ASSEMBLY: What have been your greatest challenges the past five years? What do you foresee as your greatest challenges in the next five years?
Cole: The greatest challenges from the past five years are probably similar to what many other small businesses have faced. One is onshoring versus offshoring. We continue to invest in automation and robotics to help increase productivity, and have seen some positive results. But, getting customers educated on true landed cost (i.e., the total price of a product or shipment once it has arrived at a buyer’s facility) is still a challenge. Another has been navigating our way through the consequences the pandemic has had on businesses. We hope that, within the next year, supply chain inconsistency will start to alleviate so that our team can spend more energy expanding our customer base and developing new products—rather than helping our current customers re-engineer assemblies to source equivalent components and materials and maintain production. Looking ahead, a big challenge for us will be having enough manufacturing space. We are outgrowing our current facility and need to either expand the existing building, open a second location in a strategically placed location or move. Future challenge No. 2 is developing the next generation of talent. We have several salaried and hourly employees who say they are within 3 to 5 years of retirement. Departments are currently formulating plans on how to transfer their valuable knowledge to current workers. Finally, there is the desire to introduce additional product lines. Marketing will be spending a large part of its budget not only identifying these products, but introducing them to the industry.
ASSEMBLY: Is there anything else you’d like to tell us about what makes MJM Industries unique among wire harness manufacturers?
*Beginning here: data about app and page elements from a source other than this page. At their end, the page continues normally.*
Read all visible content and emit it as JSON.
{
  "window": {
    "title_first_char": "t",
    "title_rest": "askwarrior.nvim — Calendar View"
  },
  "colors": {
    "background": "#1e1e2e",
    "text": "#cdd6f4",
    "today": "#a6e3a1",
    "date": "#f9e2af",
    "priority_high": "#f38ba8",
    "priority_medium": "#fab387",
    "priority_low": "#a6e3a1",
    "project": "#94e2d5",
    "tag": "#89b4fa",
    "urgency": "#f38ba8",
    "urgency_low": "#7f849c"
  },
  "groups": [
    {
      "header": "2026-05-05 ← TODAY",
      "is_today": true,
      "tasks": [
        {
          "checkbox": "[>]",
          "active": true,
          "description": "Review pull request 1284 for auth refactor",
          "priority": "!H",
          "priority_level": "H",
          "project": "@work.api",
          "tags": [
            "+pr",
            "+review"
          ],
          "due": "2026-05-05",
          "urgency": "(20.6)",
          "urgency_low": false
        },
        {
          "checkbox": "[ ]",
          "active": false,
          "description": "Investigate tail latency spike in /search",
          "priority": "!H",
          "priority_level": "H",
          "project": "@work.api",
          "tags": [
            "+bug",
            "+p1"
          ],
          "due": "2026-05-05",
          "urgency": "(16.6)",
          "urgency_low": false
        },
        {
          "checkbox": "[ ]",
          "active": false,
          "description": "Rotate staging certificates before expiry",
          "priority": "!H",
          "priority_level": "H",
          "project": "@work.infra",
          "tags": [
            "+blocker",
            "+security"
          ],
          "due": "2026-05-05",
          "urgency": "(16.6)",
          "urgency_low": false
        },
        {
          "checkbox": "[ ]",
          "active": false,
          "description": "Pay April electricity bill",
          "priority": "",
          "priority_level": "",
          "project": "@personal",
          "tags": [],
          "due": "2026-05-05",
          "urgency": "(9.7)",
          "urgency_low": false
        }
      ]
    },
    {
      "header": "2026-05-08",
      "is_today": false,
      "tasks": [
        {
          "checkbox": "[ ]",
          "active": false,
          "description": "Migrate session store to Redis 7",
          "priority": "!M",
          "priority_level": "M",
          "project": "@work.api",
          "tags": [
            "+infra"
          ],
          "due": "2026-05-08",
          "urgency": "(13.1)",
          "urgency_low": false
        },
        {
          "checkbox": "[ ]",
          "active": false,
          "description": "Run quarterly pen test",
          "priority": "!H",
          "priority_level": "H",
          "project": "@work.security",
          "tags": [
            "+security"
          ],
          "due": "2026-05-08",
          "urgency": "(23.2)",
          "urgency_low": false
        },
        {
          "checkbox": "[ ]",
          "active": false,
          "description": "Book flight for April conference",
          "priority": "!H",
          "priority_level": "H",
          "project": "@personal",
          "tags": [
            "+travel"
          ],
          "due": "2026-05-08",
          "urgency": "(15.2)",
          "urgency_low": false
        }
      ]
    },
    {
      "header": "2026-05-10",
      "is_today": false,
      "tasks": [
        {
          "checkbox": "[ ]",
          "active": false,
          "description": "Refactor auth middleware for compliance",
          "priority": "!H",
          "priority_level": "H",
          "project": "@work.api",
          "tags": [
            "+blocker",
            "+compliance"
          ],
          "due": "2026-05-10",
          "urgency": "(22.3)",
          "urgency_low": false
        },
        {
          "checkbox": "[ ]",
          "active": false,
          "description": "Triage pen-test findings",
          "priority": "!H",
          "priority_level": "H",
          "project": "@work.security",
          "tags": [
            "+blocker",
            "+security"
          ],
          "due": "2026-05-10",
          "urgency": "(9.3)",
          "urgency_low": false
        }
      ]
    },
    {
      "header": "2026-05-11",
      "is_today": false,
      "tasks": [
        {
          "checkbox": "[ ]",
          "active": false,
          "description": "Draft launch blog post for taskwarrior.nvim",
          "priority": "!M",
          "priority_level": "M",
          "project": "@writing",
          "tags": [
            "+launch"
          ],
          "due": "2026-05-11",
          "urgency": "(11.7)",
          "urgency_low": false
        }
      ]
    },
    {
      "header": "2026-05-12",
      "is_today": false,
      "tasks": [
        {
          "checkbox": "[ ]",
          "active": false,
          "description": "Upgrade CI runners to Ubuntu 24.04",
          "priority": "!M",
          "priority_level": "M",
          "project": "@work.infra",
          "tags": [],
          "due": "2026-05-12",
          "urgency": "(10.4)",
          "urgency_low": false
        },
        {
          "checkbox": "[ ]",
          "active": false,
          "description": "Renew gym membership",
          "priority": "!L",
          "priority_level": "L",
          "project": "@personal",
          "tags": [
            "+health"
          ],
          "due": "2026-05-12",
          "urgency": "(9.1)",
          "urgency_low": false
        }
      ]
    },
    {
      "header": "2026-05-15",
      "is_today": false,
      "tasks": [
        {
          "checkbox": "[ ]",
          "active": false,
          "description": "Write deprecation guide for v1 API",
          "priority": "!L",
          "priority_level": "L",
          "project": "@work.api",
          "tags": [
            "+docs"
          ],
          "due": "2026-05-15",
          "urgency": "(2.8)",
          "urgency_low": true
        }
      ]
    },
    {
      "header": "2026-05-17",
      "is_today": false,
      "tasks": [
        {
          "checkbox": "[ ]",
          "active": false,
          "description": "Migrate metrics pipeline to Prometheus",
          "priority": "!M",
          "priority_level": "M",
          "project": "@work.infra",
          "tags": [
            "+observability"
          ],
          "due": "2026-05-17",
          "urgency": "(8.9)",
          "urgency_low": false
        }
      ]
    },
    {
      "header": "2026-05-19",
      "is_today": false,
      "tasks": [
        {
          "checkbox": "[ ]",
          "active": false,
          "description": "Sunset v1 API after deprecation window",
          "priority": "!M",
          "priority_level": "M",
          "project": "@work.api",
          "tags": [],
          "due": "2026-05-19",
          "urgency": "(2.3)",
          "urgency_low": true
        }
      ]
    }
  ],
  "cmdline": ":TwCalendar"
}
Cole: Molding is one of our specialties. We have several machines at our disposal that run materials such as PVC, polyurethane, nylon, liquid crystal polymer and hot melt. Our engineering team designs our own molds, and we have the ability to fabricate steel, aluminum or 3D tooling in house. Admittedly, we do outsource the fabrication of several of our molds because we trust the venders and it frees up engineering to focus on other important tasks. But, we do have the talent and the equipment in-house to do it. We also have something called a Speed Cell for customers that have an assembly that needs to be quickly quoted and built. This has helped us be successful in building new relationships. Finally, our greatest resource is our people, which are such an integral part of our success. During COVID, when materials were not available and production shut down, we kept everyone on the payroll with full benefits, regardless if they were at work or on call at home.
This article can be found in Assembly Magazine